Season stats: 51 tackles, 11.5 TFL, 4 sacks, 4 INTs, 2 pick-sixes
Collins' claim to Heisman fame was his game-sealing pick-six against Tulane in November. That will be the first highlight on his reel if he's named a finalist. It's worth pointing out, though, that Collins also sealed a win against SMU the week before. The redshirt junior has four picks on the season, and he's one of just three players to record two pick-sixes. What separates Collins is his versatility. He's a playmaker in pass defense and he can put pressure in the backfield. His 11.5 tackles for loss already rank in the top 25, but keep in mind that Tulsa has only played seven games (their upcoming game against Cincinnati was canceled due to COVID-19). In fact, few teams have been dealt more scheduling blows due to the coronavirus than the Golden Hurricane. Only Iowa's Daviyon Nixon has more TFLs through seven games.
As noted in a profile by Chris Vannini of The Athletic, "Collins is the only player in the country to earn Walter Camp Defensive Player of the Week (vs. Tulane), Chuck Bednarik Defensive Player of the Week (vs. Oklahoma State) and Bronko Nagurski Defensive Player of the Week (vs. SMU) national honors in three different weeks this season."
Being a defensive Heisman candidate typically requires a little more engineering. Many times, that means a coach will sparingly use them on offense to try and fluff up some numbers.
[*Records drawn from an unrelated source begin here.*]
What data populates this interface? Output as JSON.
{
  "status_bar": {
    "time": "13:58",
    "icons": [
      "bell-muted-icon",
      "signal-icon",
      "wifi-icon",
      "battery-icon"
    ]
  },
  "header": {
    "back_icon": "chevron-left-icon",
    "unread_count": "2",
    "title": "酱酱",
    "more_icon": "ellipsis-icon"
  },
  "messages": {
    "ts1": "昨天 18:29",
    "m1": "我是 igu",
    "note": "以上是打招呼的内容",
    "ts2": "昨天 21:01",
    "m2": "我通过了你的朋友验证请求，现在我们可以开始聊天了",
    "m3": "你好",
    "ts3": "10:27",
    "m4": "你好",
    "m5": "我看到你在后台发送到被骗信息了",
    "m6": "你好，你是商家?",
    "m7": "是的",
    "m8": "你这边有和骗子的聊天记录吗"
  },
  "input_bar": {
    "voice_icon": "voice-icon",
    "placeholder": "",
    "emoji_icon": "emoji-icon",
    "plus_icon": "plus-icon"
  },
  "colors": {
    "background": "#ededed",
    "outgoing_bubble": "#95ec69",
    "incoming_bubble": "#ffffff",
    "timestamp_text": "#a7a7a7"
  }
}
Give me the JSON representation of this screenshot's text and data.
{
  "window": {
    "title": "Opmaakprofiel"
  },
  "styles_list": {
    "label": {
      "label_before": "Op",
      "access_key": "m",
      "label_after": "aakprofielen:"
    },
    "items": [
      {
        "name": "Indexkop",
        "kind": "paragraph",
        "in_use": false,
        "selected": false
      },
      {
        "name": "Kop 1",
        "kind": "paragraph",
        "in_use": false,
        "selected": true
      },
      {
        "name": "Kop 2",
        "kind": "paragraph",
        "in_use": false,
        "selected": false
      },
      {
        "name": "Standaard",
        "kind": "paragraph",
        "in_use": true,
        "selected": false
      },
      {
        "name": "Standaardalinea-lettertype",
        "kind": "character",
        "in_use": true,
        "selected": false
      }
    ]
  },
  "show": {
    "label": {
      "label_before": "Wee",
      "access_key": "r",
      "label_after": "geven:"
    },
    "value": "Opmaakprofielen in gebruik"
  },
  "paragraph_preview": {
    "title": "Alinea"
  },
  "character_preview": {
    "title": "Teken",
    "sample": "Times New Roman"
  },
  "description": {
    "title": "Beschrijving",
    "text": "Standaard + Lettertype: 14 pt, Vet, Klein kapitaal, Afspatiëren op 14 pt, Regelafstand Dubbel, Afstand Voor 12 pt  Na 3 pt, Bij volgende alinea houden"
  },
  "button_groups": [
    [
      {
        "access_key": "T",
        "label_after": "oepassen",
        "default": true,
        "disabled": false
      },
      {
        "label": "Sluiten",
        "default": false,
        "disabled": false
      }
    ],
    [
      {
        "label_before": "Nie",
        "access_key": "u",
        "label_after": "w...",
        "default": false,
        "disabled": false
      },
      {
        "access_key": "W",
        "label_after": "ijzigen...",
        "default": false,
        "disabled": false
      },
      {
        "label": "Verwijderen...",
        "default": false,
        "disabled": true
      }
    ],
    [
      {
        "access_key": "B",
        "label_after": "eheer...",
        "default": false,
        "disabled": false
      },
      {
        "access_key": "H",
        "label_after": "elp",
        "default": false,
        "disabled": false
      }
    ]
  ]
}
But how Collins affects the game on defense alone speaks for itself.
Season stats: 222 carries, 1,357 yards, 6.11 YPC, 17 TDs
Iowa State's recipe for making its first Big 12 Championship Game has been a steady dose of Hall while leaning on its defense. In the past few weeks, however, quarterback Brock Purdy has played much better and the passing game has come together. Purdy has completed 77% of his passes for nearly 800 yards and seven TDs over the last three games. Purdy is now playing like the underrated signal-caller whom Cyclones fans have been clamoring.
But make no mistake, Hall is the bread and butter -- the identity -- of Iowa State's offense. He is having the most productive season of any back. His 1,357 yards leads the FBS and even at 222 carries, second nationally, he's averaging more than 6 yards a touch. He has rushed for first downs on 28% of his touches -- a solid number given his workload.
Being a receiving threat is also an important part of a running back's game. While Hall did not have big receiving numbers for most of the season, he hauled in three catches for 56 yards and a score in a decisive 42-6 win over West Virginia. His usage against the Big 12's best defense -- yes, Big 12 teams played defense in 2020 -- showed that even good game plans can't fully limit him.